After Moreeb hill, the road back in the direction of Mezairaa became temporarily blocked by a train of camels. They did not appear to have a person to guide them. They seemed to be wandering away from one small oasis we had just passed and basically using the road, because it is easier.
Our next destination was to drive right up to the Saudi Arabian Border on the southern side of UAE (as per the green line heading east and south from [12] on my map). Although marked on some maps as undefined, on others it clearly is. Entering Saudi Arabia is near-impossible to many people and so it came as no surprise, that a few hours on ever increasingly minor roads (still metalled) and heading even further inside the Empty Quarter, we eventually found ourselves in the middle of nowhere facing one seriously evil looking massive desert fence. This was Saudi Arabia on the other side. There were signs suggestive that any attempt to get over the fence or take photos of it would cause serious problems. The fact is at this point geographically, now in The Empty Quarter (The Rub' al Khali), we found ourselves in the largest sand desert in the world, encompassing most of the southern third of the Arabian Peninsula. On the other side of the fence continuing south through Saudi Arabia lies hundreds of miles of sand, sky and pure nothingness in an unforgiving climate until eventually reaching the Indian Ocean. The desert sand did, in places, give way to a variety of contrasting colours and surprised me in its beauty. Photo [27] below probably best illustrates this.
[Note: A map may be useful as a guide to the following text.]
Our plan was to then follow a road which continues inside UAE roughly following the Saudi border eastwards to near the three-way border of UAE, Saudi Arabia and Oman. The road would then take us northwards following close to the Omani border to the city of Al-Ain (marked [1] on my map). The route is by and large surfaced road bar the first part - an approx. 30km stretch of track in the sand, really only suitable for lorries and 4WD's. A short experimental attempt at this section, followed by a decision to do a U-turn and a miscalculated manoeuvre led to our car getting completely stuck in the sand maybe two to three hundred yards from the road. Two locals appeared from nowhere with a shovel to help dig us out to no avail. They managed to wave down a truck which had appeared from where we clearly weren't now heading. With the help of the truck and an impromptu tow rope, made from haulage straps, we were able to pull the car out and return it to its natural state, on a proper road. We couldn't thank the locals enough for helping us out and the offer of a tip was turned down. Perhaps the sheer pleasure of kindness they have and a little bit of entertainment for them was enough.
The planned route to Al-Ain was subsequently abandoned and we drove there via the outskirts of Abu-Dhabi city. On an end note here, the sunset that day was very spectacular over the desert. Although our planet only has one Sun, it was uncannily reminiscent of the scene with Luke Skywalker watching a sunset in the film Star Wars.
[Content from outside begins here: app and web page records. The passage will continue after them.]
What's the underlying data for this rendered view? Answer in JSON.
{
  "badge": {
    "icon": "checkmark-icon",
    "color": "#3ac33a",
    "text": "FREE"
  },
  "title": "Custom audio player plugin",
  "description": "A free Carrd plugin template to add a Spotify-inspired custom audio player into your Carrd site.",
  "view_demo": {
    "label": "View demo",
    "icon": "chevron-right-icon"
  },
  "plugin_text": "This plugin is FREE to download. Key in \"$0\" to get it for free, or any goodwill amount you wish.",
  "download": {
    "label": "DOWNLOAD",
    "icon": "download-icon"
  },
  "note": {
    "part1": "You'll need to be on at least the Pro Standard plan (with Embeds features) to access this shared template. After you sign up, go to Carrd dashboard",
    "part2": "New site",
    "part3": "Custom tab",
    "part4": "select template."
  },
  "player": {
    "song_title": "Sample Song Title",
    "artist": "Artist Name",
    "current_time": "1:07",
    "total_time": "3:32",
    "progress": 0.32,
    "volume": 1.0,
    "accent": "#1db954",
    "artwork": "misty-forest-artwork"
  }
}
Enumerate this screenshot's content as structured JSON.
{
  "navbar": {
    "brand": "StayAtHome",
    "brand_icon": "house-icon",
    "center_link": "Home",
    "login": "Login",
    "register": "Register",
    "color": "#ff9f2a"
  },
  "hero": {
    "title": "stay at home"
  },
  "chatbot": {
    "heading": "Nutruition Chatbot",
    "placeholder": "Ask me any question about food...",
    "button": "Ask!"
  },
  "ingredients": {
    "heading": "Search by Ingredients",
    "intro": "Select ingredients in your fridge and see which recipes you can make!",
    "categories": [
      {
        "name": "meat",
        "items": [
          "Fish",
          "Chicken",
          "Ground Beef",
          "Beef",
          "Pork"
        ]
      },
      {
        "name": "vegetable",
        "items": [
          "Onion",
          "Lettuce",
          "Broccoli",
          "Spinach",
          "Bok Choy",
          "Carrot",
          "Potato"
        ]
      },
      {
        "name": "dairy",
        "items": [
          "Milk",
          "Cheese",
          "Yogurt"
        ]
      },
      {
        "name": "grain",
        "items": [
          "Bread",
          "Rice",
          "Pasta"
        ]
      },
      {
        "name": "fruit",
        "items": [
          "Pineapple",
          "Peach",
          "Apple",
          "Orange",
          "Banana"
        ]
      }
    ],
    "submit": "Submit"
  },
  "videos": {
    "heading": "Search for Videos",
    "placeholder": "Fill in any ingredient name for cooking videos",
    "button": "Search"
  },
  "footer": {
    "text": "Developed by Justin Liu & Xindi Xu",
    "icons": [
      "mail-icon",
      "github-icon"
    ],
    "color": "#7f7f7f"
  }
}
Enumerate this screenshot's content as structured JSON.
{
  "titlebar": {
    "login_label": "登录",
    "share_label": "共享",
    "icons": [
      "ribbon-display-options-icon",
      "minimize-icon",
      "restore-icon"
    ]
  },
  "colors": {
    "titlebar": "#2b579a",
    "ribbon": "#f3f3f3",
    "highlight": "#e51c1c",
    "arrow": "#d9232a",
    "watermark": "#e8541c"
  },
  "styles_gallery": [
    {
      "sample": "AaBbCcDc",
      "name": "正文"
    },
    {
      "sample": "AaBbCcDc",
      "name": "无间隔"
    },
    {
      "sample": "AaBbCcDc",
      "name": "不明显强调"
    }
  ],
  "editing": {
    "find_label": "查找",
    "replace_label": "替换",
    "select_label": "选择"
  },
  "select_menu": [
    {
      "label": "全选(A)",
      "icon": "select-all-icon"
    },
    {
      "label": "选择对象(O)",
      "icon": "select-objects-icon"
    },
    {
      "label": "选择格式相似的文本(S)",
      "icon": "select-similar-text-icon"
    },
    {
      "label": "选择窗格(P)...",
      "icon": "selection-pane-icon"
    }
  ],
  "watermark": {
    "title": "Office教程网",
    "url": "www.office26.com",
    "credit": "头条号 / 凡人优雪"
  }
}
[Photos to be labelled at a later date. There is no photo of the Saudi Border Fence; I really wouldn't want to get arrested in the middle of nowhere]